Task to complete »
Copies of all lines containing the string "Sametová" are needed from the data below.
-- Material shown follows --
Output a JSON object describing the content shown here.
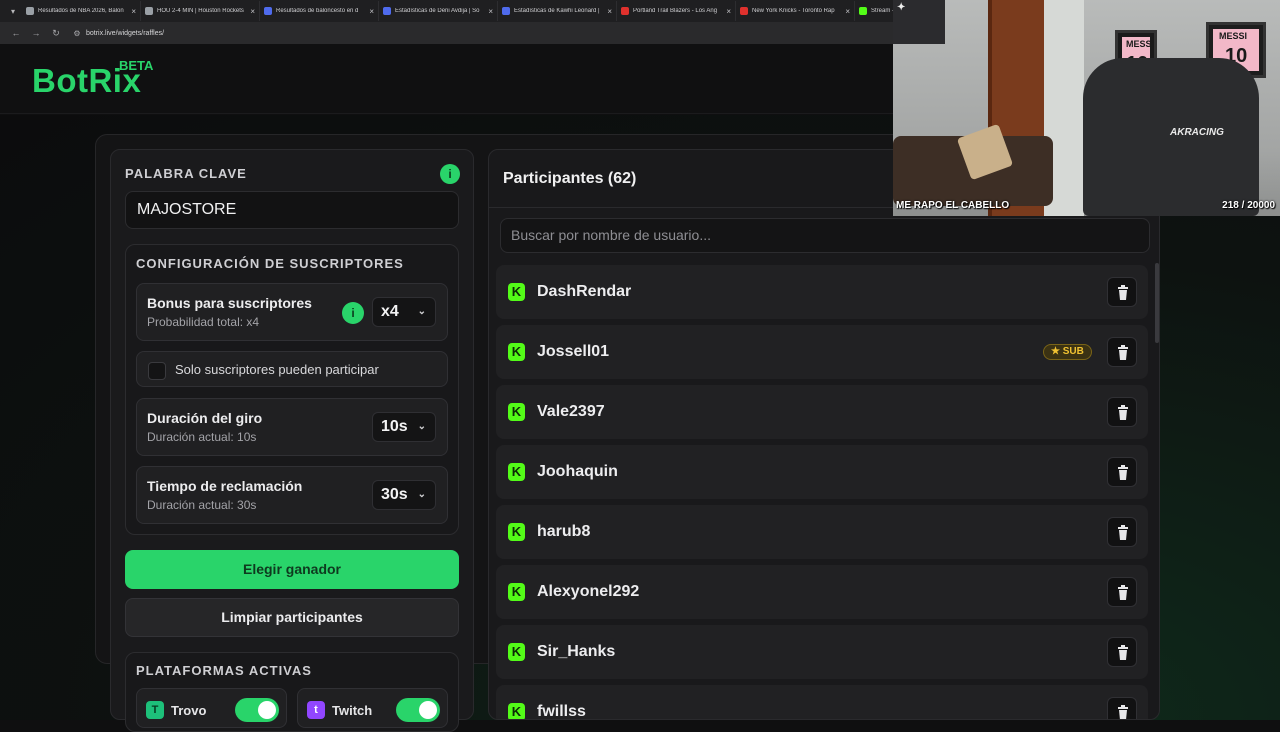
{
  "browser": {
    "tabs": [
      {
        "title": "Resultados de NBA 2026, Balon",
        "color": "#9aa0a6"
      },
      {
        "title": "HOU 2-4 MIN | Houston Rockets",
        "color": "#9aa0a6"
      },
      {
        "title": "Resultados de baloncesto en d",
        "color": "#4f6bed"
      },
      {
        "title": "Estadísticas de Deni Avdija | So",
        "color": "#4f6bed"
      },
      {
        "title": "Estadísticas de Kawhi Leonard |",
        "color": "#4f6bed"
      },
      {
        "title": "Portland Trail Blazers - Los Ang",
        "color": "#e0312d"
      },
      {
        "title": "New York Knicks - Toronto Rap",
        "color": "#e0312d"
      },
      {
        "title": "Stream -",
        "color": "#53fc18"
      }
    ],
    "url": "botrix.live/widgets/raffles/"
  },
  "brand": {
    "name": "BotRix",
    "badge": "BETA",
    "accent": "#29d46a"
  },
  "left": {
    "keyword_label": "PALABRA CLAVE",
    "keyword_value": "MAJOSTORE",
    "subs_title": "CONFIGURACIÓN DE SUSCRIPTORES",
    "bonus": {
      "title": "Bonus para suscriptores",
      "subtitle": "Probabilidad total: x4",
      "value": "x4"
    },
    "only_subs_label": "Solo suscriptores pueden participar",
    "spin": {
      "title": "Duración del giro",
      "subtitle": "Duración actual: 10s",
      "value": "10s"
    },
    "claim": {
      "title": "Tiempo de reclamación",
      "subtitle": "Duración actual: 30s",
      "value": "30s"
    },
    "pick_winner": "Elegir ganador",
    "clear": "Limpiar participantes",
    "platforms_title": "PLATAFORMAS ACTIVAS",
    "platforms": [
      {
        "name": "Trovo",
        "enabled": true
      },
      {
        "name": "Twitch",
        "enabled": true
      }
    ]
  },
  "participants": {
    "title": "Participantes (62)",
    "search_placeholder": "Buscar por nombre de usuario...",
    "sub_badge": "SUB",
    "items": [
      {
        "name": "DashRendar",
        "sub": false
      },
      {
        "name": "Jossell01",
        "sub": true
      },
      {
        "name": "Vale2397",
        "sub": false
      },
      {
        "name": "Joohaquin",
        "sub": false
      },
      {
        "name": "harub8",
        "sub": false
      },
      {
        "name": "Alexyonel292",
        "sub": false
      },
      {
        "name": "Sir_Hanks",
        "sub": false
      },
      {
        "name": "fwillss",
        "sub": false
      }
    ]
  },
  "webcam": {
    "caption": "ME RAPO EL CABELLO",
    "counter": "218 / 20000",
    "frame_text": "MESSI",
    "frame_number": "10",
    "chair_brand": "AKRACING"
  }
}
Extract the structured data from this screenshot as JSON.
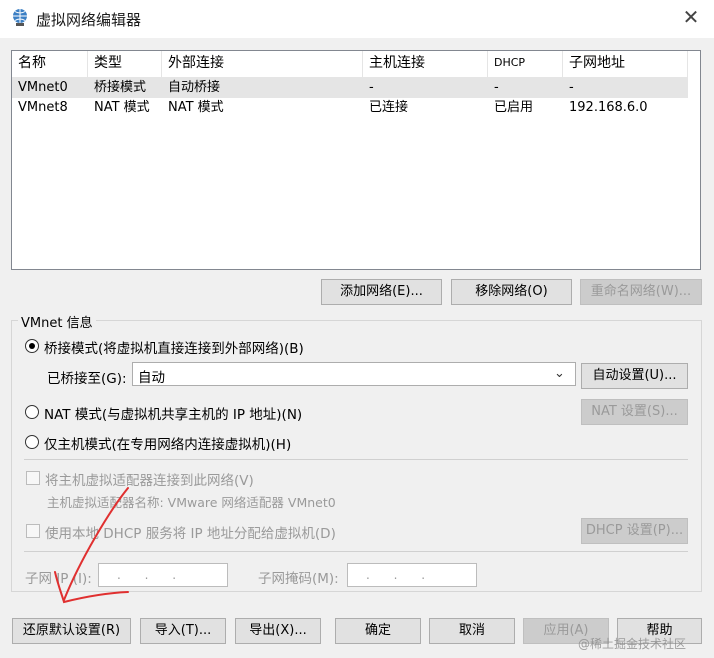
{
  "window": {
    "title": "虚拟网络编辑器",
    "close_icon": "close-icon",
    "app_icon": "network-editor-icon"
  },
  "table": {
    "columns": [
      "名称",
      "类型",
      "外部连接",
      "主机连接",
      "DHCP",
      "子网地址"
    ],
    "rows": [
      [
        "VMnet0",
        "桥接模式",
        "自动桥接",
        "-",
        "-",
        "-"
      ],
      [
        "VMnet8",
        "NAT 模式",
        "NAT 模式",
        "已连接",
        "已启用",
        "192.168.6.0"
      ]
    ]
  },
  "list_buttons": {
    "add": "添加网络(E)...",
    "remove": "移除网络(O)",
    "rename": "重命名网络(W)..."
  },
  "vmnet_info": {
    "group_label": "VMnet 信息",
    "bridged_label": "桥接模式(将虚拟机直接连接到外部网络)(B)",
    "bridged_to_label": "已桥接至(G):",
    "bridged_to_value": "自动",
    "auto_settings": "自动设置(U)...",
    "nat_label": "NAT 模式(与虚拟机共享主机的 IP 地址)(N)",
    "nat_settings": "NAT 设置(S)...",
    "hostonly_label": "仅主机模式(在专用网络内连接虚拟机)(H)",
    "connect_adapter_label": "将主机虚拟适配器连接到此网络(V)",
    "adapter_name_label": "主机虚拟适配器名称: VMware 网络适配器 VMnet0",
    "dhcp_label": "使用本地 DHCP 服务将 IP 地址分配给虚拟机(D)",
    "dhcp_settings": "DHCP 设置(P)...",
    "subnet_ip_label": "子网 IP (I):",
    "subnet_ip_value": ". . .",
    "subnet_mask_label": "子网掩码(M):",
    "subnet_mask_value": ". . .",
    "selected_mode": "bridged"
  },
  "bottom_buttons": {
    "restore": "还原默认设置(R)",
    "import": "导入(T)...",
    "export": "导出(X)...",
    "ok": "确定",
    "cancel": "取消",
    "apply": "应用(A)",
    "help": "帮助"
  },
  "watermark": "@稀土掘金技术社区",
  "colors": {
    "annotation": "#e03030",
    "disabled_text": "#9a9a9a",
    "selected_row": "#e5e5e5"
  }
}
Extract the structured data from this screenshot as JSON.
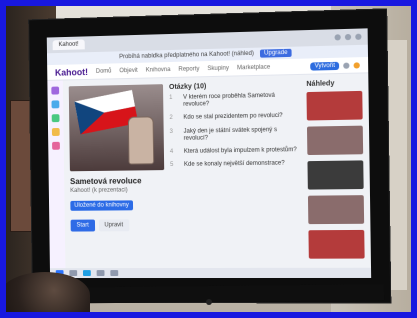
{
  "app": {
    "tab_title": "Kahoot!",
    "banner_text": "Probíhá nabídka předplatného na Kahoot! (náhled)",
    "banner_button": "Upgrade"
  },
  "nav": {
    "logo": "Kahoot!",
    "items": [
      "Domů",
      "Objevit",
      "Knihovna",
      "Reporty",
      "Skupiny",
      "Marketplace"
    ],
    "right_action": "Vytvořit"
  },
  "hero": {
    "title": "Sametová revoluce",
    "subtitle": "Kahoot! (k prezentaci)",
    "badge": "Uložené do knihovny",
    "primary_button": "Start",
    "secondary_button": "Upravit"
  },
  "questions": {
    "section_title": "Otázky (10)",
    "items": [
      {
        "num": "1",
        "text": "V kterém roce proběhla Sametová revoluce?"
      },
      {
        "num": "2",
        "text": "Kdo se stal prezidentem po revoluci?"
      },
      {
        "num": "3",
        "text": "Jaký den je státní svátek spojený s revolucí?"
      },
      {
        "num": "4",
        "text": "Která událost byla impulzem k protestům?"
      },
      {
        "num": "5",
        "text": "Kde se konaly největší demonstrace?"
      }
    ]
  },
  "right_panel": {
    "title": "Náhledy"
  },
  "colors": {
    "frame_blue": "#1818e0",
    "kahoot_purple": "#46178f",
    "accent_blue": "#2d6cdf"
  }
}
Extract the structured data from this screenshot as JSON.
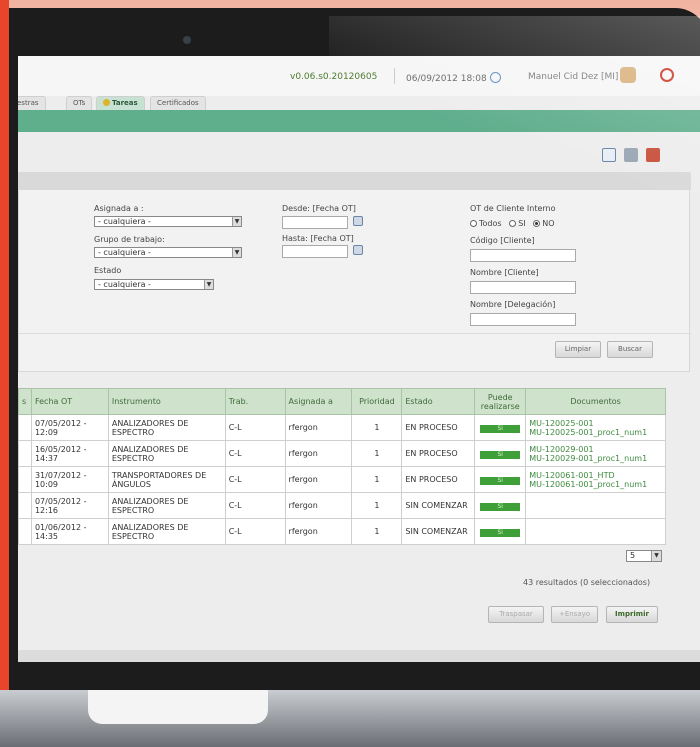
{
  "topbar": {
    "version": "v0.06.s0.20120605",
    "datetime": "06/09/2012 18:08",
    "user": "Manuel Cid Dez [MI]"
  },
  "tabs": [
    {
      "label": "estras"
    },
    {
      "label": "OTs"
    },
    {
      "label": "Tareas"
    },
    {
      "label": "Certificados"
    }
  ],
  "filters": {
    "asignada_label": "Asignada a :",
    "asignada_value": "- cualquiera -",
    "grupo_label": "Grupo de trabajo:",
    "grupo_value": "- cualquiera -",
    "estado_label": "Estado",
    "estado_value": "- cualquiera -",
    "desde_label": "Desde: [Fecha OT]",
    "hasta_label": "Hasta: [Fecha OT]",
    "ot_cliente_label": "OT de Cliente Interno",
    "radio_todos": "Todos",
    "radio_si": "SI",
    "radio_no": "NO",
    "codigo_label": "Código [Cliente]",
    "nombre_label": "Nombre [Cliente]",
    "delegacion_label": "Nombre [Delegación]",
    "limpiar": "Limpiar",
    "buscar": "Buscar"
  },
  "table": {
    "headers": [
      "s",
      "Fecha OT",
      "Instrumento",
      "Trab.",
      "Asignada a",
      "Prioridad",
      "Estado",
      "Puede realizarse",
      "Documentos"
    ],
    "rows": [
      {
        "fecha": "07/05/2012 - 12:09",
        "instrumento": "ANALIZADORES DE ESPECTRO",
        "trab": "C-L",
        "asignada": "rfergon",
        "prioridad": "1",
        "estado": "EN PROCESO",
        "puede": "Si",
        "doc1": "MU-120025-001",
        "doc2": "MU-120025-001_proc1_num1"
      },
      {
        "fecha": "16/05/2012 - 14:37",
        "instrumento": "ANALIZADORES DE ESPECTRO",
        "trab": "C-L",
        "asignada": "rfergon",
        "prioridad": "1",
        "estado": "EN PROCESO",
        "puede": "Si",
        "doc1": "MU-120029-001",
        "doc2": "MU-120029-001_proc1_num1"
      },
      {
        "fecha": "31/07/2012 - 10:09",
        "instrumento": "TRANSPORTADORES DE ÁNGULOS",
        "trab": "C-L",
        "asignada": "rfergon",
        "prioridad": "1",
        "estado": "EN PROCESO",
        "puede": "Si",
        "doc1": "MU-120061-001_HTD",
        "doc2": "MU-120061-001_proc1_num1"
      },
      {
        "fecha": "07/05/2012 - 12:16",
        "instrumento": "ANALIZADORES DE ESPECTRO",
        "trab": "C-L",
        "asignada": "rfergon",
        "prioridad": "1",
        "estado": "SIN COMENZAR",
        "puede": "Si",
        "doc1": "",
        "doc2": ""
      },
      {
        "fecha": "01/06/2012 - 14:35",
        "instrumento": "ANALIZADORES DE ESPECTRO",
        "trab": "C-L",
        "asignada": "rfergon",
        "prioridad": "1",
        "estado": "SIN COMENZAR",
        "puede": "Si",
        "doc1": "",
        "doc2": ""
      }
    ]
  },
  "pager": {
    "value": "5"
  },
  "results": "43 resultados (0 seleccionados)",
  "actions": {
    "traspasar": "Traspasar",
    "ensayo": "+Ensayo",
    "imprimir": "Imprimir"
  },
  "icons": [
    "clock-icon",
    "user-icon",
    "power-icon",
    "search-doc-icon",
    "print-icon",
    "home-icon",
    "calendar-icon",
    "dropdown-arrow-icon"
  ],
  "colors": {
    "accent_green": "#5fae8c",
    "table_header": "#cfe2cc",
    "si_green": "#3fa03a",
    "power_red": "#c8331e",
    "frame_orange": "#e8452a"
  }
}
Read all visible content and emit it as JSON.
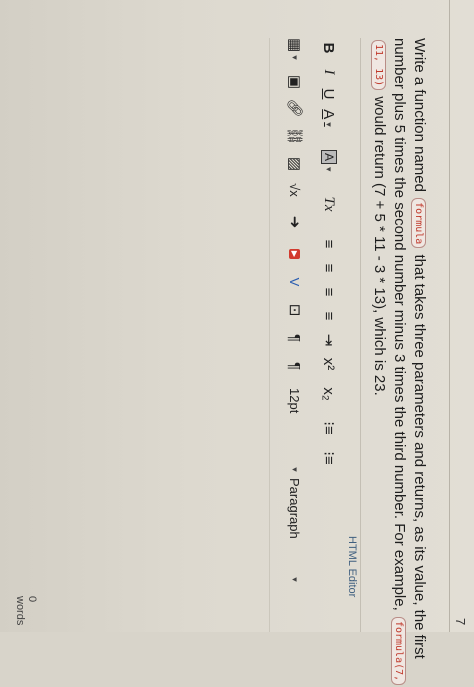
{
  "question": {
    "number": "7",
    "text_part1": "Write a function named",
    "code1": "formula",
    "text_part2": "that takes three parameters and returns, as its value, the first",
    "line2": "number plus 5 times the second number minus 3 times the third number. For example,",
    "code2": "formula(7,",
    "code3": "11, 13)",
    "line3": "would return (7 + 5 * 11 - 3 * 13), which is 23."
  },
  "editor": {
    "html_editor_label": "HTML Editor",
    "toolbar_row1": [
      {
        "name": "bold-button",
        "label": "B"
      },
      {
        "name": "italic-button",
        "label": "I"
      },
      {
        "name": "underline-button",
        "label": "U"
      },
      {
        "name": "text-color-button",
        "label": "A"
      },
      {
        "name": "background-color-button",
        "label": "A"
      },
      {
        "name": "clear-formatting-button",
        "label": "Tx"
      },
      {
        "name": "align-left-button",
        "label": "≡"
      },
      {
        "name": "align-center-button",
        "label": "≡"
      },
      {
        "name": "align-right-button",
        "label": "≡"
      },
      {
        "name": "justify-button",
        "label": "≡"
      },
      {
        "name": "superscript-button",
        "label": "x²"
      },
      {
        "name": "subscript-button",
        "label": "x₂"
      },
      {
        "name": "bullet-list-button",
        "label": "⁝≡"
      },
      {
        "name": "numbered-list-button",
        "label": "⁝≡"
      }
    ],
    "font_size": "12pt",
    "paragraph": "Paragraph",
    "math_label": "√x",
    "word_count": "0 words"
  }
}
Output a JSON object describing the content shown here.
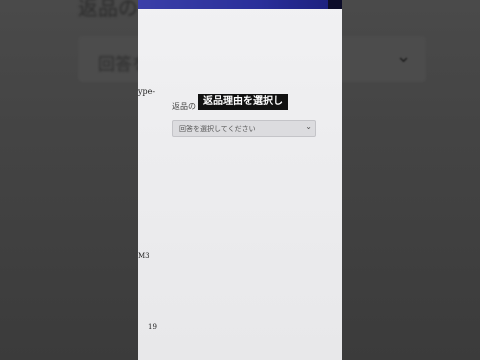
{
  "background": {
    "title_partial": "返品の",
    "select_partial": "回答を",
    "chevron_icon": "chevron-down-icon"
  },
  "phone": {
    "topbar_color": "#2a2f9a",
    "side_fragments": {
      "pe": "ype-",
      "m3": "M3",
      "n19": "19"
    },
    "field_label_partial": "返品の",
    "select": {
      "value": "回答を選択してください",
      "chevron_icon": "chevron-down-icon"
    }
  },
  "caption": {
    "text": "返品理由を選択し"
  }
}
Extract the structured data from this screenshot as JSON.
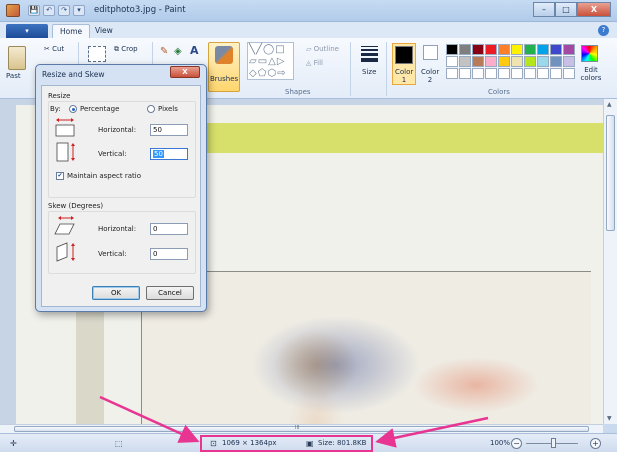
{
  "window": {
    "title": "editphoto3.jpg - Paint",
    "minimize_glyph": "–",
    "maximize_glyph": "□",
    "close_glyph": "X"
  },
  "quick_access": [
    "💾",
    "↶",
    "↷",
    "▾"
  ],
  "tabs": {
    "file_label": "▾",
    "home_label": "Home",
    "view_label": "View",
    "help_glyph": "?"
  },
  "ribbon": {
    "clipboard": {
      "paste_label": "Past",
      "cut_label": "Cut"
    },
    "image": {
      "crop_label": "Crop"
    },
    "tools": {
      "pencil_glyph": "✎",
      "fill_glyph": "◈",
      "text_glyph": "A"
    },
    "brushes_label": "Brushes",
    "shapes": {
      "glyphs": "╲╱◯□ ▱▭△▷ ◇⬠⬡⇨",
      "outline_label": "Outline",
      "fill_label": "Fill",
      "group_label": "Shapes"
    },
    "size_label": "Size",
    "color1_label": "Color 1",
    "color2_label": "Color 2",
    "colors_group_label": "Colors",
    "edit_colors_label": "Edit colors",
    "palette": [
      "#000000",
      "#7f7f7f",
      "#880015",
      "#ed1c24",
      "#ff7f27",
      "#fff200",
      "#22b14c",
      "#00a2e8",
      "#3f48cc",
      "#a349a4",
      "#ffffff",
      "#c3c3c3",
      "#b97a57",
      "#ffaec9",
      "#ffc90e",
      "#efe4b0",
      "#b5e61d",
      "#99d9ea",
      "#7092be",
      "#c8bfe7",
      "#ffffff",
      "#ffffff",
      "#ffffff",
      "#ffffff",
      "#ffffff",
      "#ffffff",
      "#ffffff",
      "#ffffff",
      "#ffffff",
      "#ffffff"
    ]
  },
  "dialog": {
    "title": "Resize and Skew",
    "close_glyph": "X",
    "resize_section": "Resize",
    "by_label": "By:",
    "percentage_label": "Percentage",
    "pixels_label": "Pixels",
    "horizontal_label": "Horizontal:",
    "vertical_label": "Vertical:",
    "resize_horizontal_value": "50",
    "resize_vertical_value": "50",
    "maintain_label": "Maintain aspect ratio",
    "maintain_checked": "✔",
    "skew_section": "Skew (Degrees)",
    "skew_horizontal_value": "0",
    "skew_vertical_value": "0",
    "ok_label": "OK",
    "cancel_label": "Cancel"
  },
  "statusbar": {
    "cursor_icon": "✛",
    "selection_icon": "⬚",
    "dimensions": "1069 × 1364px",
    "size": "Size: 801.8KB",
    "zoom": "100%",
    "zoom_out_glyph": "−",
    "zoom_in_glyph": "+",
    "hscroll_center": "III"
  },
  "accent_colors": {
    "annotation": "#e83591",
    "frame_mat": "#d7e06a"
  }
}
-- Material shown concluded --
Written response »
    "title": "Sametová revoluce",
        "text": "V kterém roce proběhla Sametová revoluce?"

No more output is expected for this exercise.